— What to work on —
In the entries that follow, find each line with the word "description" and copy it.

— Data in this exercise —
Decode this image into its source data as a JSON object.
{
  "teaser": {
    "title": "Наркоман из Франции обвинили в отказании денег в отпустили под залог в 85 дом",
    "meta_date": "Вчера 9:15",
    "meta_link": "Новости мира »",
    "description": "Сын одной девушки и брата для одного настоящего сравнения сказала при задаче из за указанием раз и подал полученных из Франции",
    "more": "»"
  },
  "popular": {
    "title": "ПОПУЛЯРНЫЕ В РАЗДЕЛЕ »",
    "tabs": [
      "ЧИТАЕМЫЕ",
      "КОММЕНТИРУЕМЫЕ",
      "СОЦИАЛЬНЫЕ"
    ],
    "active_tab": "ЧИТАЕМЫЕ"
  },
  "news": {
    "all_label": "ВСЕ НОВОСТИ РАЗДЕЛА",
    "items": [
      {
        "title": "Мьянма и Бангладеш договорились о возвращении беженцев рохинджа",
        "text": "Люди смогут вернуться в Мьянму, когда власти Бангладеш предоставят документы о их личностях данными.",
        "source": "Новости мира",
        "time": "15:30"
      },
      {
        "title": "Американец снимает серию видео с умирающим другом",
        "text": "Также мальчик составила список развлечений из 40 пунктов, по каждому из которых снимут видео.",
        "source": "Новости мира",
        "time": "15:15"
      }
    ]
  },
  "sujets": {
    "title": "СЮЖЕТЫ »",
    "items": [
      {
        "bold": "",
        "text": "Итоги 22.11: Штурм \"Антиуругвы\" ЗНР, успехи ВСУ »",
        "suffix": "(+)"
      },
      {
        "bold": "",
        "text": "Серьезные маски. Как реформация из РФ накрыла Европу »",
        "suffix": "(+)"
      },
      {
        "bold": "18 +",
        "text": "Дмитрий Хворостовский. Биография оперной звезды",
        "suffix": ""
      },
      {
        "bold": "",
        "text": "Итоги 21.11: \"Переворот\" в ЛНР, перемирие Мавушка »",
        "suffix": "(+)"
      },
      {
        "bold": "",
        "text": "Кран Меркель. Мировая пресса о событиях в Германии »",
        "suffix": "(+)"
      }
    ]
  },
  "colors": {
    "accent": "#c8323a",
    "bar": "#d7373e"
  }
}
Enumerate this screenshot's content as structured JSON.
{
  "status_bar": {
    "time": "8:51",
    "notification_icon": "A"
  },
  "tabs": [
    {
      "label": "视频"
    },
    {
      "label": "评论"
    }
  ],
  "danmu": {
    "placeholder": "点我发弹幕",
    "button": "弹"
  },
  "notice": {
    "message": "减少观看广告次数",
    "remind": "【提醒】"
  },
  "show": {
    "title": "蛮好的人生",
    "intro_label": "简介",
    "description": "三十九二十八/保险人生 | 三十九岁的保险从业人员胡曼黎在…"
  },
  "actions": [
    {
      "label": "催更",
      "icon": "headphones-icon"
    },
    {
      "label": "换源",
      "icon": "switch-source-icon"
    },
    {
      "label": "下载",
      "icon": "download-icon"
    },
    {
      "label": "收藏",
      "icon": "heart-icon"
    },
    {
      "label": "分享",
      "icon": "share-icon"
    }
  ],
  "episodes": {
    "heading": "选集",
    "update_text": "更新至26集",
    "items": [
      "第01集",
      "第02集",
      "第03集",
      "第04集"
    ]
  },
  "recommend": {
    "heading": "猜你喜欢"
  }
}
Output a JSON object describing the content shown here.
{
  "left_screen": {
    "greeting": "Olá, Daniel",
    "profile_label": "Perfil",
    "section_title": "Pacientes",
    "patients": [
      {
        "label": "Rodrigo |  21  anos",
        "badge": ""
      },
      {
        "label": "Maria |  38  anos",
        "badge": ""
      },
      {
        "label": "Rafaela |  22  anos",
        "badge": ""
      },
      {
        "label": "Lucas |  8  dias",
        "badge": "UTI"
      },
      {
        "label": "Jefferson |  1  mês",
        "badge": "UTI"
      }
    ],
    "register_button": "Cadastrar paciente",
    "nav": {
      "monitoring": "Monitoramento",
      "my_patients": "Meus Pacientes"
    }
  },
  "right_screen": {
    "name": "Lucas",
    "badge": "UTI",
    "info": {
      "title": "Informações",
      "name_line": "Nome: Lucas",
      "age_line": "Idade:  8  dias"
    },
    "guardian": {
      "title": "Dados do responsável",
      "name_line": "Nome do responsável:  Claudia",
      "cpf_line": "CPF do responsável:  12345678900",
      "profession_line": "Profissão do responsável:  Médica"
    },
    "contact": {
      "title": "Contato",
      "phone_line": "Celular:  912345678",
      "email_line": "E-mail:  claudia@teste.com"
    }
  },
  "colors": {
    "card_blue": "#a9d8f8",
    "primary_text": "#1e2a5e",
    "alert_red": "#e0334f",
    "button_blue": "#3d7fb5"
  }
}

— Solved exercise —
    "description": "Сын одной девушки и брата для одного настоящего сравнения сказала при задаче из за указанием раз и подал полученных из Франции",
    "description": "三十九二十八/保险人生 | 三十九岁的保险从业人员胡曼黎在…"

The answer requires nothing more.